About this task: Leave out the pictures, then return the records word for word.

[The data]

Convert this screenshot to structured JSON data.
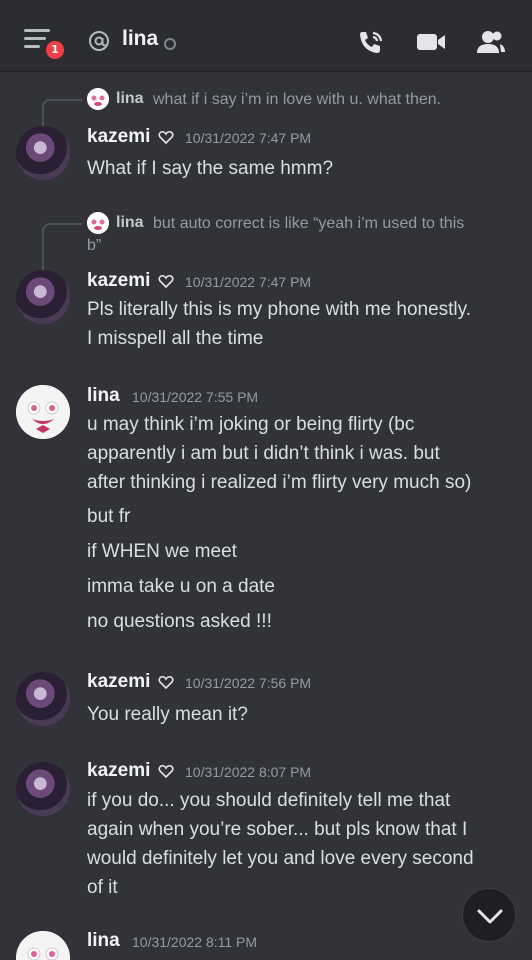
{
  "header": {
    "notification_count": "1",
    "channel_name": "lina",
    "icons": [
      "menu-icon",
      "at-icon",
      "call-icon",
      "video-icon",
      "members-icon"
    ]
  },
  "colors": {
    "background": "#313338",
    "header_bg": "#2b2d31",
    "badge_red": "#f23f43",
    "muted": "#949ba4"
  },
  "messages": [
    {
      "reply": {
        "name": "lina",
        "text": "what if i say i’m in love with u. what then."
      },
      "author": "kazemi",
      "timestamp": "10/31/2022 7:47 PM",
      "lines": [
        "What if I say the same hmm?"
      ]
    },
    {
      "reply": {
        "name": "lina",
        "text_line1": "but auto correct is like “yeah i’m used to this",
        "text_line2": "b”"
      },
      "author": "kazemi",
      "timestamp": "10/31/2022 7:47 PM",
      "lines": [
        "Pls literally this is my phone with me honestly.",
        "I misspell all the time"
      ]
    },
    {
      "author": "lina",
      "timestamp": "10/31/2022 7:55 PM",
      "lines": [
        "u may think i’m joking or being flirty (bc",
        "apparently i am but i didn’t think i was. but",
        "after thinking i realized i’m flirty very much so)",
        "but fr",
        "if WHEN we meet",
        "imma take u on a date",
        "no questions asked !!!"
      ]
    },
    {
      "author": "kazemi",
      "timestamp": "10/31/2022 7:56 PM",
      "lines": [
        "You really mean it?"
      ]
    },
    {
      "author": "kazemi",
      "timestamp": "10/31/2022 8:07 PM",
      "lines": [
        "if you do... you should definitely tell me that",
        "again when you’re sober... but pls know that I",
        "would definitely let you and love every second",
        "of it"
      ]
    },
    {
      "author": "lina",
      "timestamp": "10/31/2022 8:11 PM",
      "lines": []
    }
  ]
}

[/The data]

Expected answer:
Convert this screenshot to structured JSON data.
{
  "header": {
    "notification_count": "1",
    "channel_name": "lina",
    "icons": [
      "menu-icon",
      "at-icon",
      "call-icon",
      "video-icon",
      "members-icon"
    ]
  },
  "colors": {
    "background": "#313338",
    "header_bg": "#2b2d31",
    "badge_red": "#f23f43",
    "muted": "#949ba4"
  },
  "messages": [
    {
      "reply": {
        "name": "lina",
        "text": "what if i say i’m in love with u. what then."
      },
      "author": "kazemi",
      "timestamp": "10/31/2022 7:47 PM",
      "lines": [
        "What if I say the same hmm?"
      ]
    },
    {
      "reply": {
        "name": "lina",
        "text_line1": "but auto correct is like “yeah i’m used to this",
        "text_line2": "b”"
      },
      "author": "kazemi",
      "timestamp": "10/31/2022 7:47 PM",
      "lines": [
        "Pls literally this is my phone with me honestly.",
        "I misspell all the time"
      ]
    },
    {
      "author": "lina",
      "timestamp": "10/31/2022 7:55 PM",
      "lines": [
        "u may think i’m joking or being flirty (bc",
        "apparently i am but i didn’t think i was. but",
        "after thinking i realized i’m flirty very much so)",
        "but fr",
        "if WHEN we meet",
        "imma take u on a date",
        "no questions asked !!!"
      ]
    },
    {
      "author": "kazemi",
      "timestamp": "10/31/2022 7:56 PM",
      "lines": [
        "You really mean it?"
      ]
    },
    {
      "author": "kazemi",
      "timestamp": "10/31/2022 8:07 PM",
      "lines": [
        "if you do... you should definitely tell me that",
        "again when you’re sober... but pls know that I",
        "would definitely let you and love every second",
        "of it"
      ]
    },
    {
      "author": "lina",
      "timestamp": "10/31/2022 8:11 PM",
      "lines": []
    }
  ]
}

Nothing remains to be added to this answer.